discovery—for example, by not complying with this Order in a timely fashion thereby forcing
Defendants to seek further assistance from the Court—could result in sanctions.
Plaintiff’s Motion for the Court to Appoint Expert Witnesses 
Through his Motion, and citing Federal Rule of Evidence 706,3 Plaintiff asks the Court to
“appoint an expert concerning the matters of Recording the Police in Michigan, and Disorderly
Conduct . . . in preparation for trial and pursuant to the court rules.” (Docket no. 32 at 3.)
Federal Rule of Evidence 706(a) provides that “[o]n a party’s motion or on its own, the
court may order the parties to show cause why expert witnesses should not be appointed.” But
Plaintiff also cites Federal Rule of Criminal Procedure 28 (see docket no. 32 at 2), which is not
applicable in this civil proceeding.
“the use of court-appointed experts is relatively infrequent and most judges ‘view the
appointment of an expert as an extraordinary activity that is appropriate only in rare
circumstances.’” Mikko v. Smock, No. 10-12845, 2012 WL 8963806, at *1 (E.D. Mich. Sept. 6,
2012) (quoting Tangwall v. Robb, No. 01-10008-BC, 2003 WL 23142190, at *4 (E.D. Mich.
Dec. 23, 2003)). Moreover, Rule 706 allows the court to appoint an expert to aid the court, not
to aid a litigant. “Although the court has the ability to grant such relief, it requires a strong
showing both that plaintiff’s case is meritorious and that the appointment of a Rule 706 expert is
necessary to aid the court.” Baker v. Cnty. of Missaukee, No. 09-01059, 2011 WL 4477154, at
*4 (W.D. Mich.
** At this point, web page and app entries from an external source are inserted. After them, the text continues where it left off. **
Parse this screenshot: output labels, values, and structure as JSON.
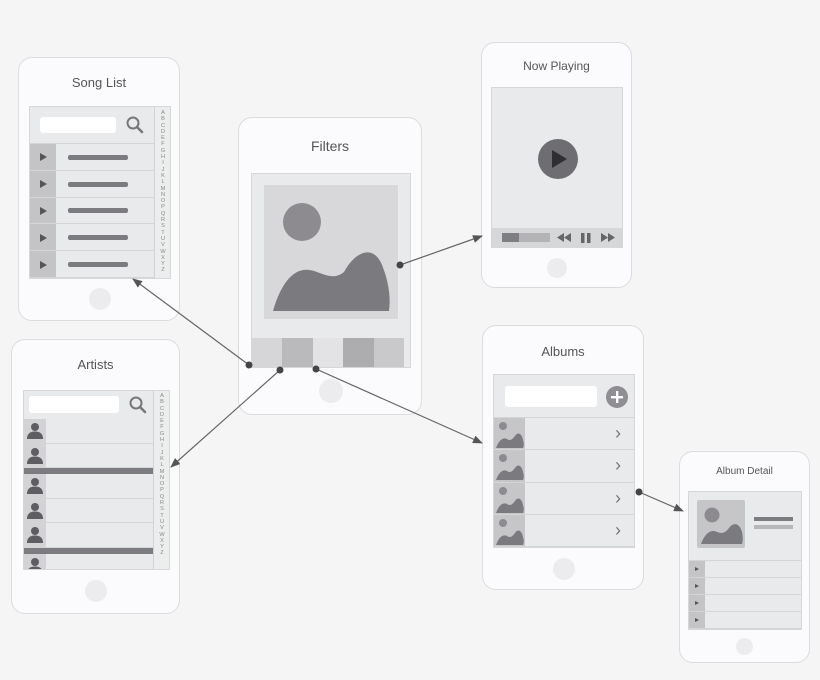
{
  "diagram": {
    "type": "mobile-wireframe-flow",
    "screens": {
      "song_list": {
        "title": "Song List",
        "rows": 5,
        "row_icon": "play-triangle"
      },
      "artists": {
        "title": "Artists",
        "rows": 6,
        "row_icon": "person"
      },
      "filters": {
        "title": "Filters",
        "filter_swatches": 5
      },
      "now_playing": {
        "title": "Now Playing",
        "controls": [
          "rewind",
          "pause",
          "fast-forward"
        ],
        "progress": 0.35
      },
      "albums": {
        "title": "Albums",
        "rows": 4,
        "row_icon": "image-thumbnail",
        "add_button_icon": "plus"
      },
      "album_detail": {
        "title": "Album Detail",
        "tracks": 4
      }
    },
    "index_letters": [
      "A",
      "B",
      "C",
      "D",
      "E",
      "F",
      "G",
      "H",
      "I",
      "J",
      "K",
      "L",
      "M",
      "N",
      "O",
      "P",
      "Q",
      "R",
      "S",
      "T",
      "U",
      "V",
      "W",
      "X",
      "Y",
      "Z"
    ],
    "connections": [
      {
        "from": "filters",
        "to": "song_list"
      },
      {
        "from": "filters",
        "to": "artists"
      },
      {
        "from": "filters",
        "to": "albums"
      },
      {
        "from": "filters",
        "to": "now_playing"
      },
      {
        "from": "albums",
        "to": "album_detail"
      }
    ],
    "colors": {
      "background": "#f5f5f6",
      "phone": "#fbfbfd",
      "screen": "#e9eaeb",
      "dark_gray": "#7c7c80",
      "connector": "#555555"
    }
  }
}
Sept. 26, 2011) (citing Hannah v. United States, 523 F.3d 597, 601 (5th Cir.
Plaintiff has failed to make the requisite showing that his case is meritorious or that the
appointment of a Rule 706 expert is necessary to aid the Court. At best, Plaintiff has shown that
the appointment of an expert witness may aid Plaintiff in his case against Defendants, although
even that is unclear. Therefore, the Court will deny Plaintiff’s Motion for the Court to Appoint
IT IS THEREFORE ORDERED that Defendants’ Motion to Compel Discovery  is
GRANTED IN PART and DENIED IN PART. Plaintiff is ordered to provide complete
answers to Defendants’ Interrogatory Nos. 7 and 8 by May 8, 2017. Defendants’ request for
costs and attorney fees is DENIED.
IT IS FURTHER ORDERED that Plaintiff’s Motion for the Court to Appoint Expert
Witnesses  is DENIED.
NOTICE TO THE PARTIES
Pursuant to Federal Rule of Civil Procedure 72(a), the parties have a period of fourteen
days from the date of this Order within which to file any written appeal to the District Judge as
may be permissible under 28 U.S.C. § 636(b)(1).
Dated: April 4, 2017
s/ Mona K. Majzoub
MONA K. MAJZOUB
UNITED STATES MAGISTRATE JUDGE
PROOF OF SERVICE
I hereby certify that a copy of this Report and Recommendation was served upon Plaintiff
and counsel of record on this date.
Dated: April 4, 2017
s/ Lisa C. Bartlett
Disclaimer: Justia Dockets & Filings provides public litigation records from the federal appellate and district courts. These filings and docket sheets should not be considered findings of fact or liability, nor do they necessarily reflect the view of Justia.
Why Is My Information Online?